● Aim of the exercise:
Copy out every line of the records where the string "price" occurs.

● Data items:

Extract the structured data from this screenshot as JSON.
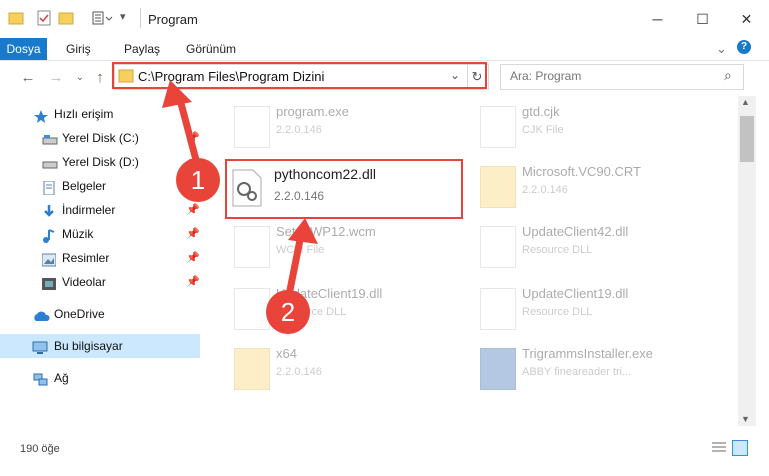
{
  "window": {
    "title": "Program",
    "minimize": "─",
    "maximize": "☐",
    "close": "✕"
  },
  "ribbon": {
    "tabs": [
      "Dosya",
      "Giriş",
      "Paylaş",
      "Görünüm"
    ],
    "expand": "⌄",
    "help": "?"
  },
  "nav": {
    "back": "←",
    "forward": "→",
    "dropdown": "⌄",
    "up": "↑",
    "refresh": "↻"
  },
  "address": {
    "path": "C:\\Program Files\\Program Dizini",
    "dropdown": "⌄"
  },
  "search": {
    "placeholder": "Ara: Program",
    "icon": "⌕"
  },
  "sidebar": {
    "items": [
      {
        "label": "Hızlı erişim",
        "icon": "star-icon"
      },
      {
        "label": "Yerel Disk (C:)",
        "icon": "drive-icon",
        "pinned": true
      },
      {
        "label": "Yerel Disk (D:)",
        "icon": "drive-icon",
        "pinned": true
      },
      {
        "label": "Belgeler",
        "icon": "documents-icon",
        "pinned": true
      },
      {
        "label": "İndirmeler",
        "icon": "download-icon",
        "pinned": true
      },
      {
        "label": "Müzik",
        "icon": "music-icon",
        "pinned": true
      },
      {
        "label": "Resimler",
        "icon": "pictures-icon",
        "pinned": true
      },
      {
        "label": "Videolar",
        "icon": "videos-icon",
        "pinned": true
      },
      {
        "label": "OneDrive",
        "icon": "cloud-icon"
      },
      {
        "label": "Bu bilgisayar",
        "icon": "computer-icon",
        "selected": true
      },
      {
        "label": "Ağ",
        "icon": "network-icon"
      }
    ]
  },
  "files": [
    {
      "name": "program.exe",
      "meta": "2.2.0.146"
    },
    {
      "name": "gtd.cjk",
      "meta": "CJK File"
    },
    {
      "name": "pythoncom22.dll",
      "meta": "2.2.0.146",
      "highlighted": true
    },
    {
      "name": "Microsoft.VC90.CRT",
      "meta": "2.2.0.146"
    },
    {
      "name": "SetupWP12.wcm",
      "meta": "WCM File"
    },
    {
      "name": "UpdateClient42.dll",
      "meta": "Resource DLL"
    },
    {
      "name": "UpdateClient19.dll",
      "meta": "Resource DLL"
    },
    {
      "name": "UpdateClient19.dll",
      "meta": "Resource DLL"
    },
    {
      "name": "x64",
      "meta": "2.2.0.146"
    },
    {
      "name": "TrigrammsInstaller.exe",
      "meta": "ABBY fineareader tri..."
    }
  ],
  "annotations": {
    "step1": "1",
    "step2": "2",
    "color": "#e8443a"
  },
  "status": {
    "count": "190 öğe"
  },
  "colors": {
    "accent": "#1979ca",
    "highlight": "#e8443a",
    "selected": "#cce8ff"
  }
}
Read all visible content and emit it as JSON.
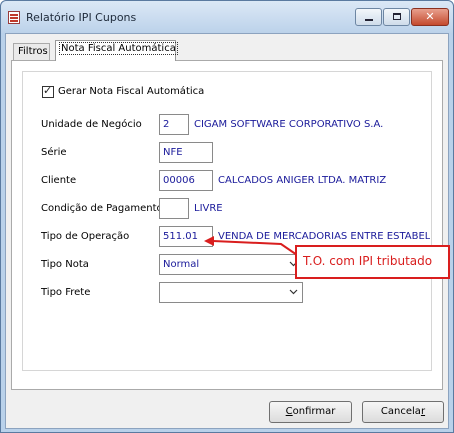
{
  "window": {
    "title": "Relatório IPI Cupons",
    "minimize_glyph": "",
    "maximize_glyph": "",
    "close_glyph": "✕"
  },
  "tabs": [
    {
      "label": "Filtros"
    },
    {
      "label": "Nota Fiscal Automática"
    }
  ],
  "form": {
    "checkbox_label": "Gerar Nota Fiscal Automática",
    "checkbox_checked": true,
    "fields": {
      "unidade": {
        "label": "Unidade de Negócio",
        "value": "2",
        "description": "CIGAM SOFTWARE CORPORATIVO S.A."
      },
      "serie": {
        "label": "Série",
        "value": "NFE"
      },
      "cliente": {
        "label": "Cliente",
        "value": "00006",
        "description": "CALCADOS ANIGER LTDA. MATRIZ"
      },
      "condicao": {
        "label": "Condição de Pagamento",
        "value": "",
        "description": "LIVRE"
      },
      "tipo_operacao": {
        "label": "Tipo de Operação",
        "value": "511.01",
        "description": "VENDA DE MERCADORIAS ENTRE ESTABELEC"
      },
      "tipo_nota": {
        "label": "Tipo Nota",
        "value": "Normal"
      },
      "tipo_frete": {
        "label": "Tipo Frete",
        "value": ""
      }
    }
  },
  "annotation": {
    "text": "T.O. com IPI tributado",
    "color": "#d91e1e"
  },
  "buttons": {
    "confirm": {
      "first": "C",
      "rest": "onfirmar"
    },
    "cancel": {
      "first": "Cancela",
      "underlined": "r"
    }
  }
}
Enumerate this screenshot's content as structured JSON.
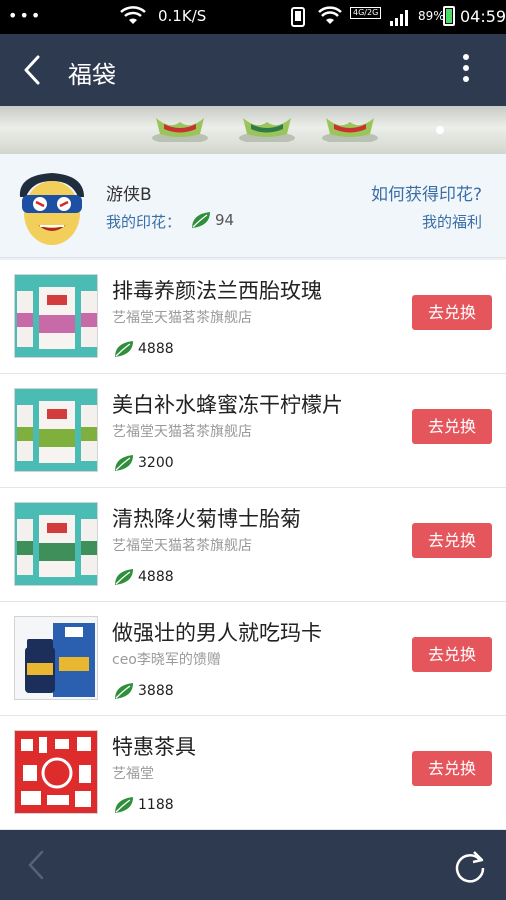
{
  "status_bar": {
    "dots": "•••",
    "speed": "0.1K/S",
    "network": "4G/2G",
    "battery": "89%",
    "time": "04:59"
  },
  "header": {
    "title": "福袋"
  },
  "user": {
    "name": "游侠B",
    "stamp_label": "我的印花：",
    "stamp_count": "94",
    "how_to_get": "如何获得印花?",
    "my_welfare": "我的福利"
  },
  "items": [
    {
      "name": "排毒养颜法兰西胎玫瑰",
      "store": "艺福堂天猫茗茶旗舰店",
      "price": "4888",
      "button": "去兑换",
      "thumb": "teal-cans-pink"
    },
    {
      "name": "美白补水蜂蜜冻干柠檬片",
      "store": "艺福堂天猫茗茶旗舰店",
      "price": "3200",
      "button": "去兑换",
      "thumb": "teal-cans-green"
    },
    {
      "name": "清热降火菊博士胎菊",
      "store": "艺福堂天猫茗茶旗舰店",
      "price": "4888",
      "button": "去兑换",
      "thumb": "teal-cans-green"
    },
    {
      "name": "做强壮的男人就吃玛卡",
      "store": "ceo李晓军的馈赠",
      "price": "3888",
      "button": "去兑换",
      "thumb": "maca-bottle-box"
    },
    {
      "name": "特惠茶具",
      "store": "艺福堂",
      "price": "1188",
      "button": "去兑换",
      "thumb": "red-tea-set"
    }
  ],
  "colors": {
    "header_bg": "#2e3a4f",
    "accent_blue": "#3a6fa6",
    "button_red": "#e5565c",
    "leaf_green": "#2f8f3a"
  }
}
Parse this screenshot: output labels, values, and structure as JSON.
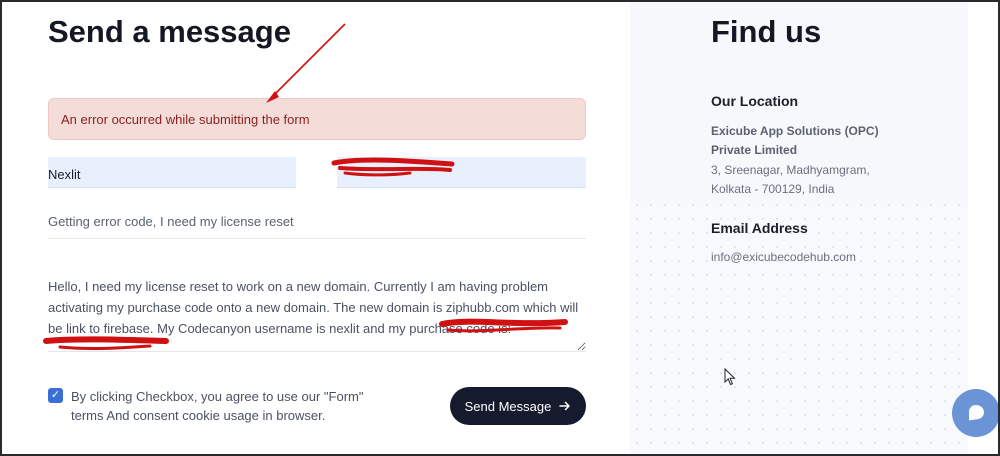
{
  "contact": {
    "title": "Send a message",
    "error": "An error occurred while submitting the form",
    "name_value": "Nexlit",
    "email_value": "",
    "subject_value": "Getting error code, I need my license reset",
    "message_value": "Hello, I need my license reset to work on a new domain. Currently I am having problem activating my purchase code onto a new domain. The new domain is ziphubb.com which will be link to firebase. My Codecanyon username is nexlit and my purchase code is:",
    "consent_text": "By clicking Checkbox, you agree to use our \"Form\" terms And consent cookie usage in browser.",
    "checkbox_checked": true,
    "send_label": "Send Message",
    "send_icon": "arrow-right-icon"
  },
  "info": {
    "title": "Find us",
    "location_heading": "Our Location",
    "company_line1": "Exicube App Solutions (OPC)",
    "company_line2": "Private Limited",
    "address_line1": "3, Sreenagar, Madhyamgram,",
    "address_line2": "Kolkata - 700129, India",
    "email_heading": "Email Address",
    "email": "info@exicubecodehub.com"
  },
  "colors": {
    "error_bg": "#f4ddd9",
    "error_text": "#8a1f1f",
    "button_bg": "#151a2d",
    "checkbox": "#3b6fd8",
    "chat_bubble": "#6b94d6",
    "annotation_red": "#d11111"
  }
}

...

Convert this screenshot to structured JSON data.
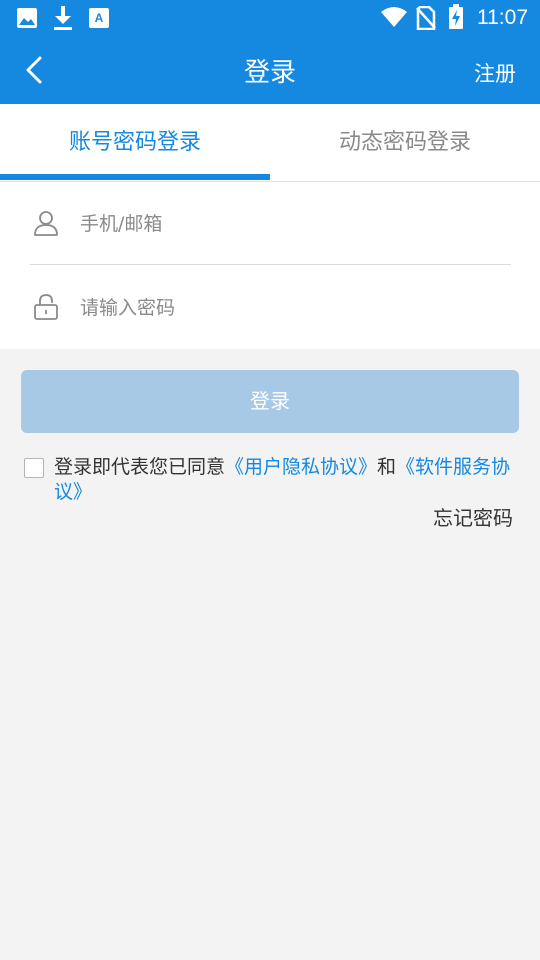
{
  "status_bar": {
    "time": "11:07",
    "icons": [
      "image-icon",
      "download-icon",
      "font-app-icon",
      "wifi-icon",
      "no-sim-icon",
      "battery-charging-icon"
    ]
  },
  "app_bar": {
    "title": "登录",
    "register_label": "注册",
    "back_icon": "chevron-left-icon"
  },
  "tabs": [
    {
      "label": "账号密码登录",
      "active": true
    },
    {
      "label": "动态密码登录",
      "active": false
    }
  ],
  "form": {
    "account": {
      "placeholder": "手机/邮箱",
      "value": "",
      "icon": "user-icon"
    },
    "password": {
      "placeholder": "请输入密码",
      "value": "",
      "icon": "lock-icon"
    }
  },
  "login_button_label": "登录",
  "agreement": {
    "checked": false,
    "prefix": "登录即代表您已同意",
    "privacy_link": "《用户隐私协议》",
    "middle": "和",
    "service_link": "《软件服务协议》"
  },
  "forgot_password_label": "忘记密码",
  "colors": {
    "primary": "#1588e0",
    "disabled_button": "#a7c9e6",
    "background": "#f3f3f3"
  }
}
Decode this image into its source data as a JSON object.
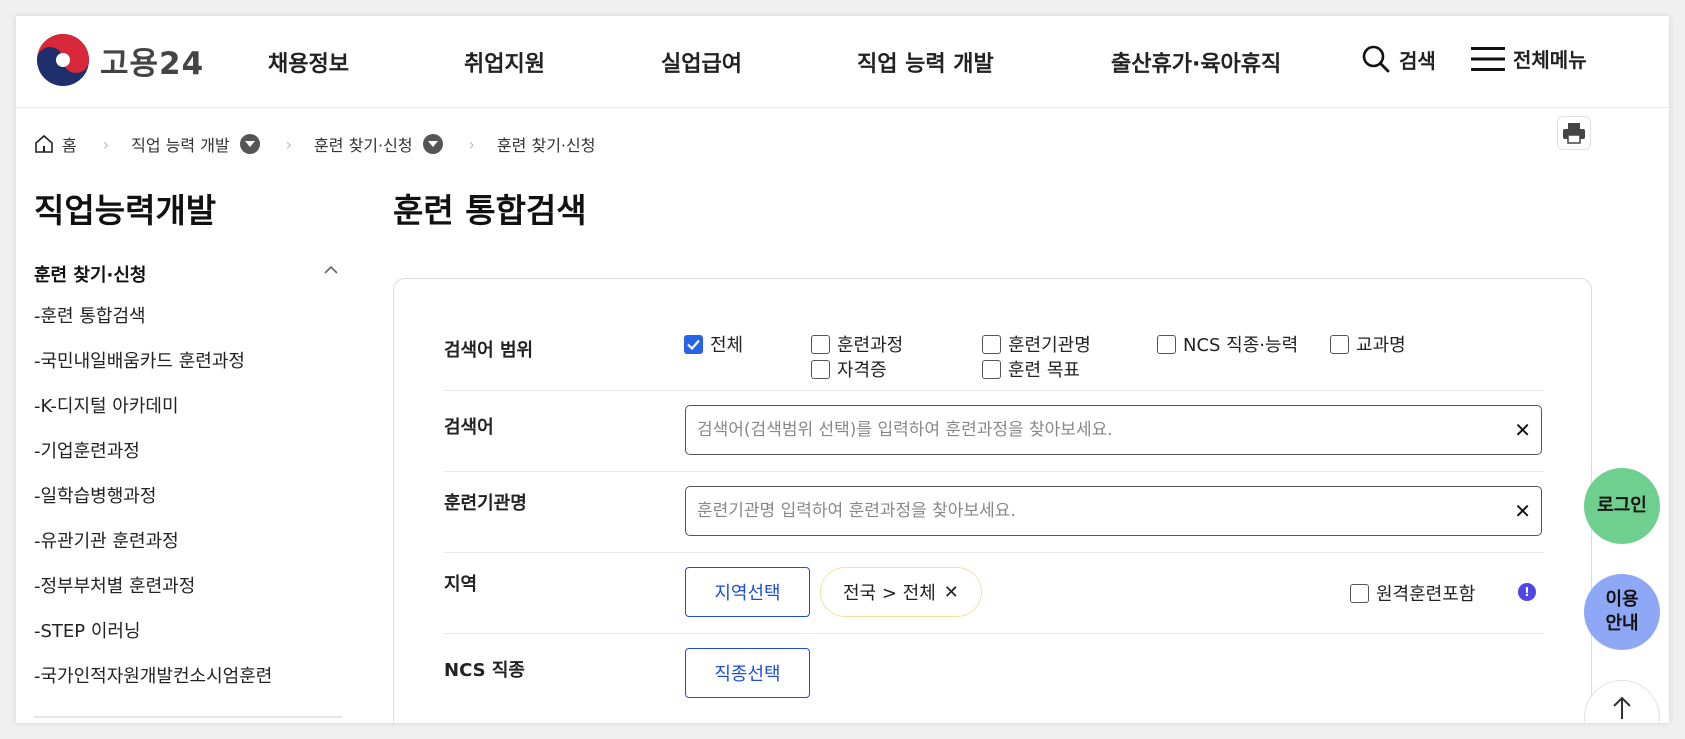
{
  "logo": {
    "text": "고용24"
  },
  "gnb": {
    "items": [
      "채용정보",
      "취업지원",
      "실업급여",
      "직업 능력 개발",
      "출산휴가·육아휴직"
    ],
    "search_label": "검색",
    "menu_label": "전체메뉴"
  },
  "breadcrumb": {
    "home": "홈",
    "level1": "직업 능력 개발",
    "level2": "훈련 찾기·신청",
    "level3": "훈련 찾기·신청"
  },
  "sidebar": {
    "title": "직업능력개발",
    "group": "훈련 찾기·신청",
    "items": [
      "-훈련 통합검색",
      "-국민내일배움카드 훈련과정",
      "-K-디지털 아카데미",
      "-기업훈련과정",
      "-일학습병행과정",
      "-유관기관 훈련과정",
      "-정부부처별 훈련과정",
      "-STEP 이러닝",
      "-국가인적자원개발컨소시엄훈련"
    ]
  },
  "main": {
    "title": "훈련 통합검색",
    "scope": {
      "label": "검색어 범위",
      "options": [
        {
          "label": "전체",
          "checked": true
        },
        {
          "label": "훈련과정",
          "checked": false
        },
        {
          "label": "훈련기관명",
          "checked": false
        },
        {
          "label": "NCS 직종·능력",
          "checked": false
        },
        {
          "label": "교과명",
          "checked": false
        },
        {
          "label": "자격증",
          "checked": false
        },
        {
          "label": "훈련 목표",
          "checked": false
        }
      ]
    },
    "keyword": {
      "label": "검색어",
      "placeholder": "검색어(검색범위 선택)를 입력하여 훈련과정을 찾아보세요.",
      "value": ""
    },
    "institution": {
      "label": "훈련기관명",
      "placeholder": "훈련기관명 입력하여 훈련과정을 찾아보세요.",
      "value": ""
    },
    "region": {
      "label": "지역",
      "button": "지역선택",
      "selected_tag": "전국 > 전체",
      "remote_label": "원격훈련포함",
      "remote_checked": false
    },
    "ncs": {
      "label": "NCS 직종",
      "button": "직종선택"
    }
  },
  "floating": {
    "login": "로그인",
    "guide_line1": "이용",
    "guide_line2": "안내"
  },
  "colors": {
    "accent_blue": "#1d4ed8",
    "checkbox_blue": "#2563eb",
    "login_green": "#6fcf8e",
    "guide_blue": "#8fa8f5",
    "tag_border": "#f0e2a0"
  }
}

● Your solution:
      "price": "4888",
      "price": "3200",
      "price": "4888",
      "price": "3888",
      "price": "1188",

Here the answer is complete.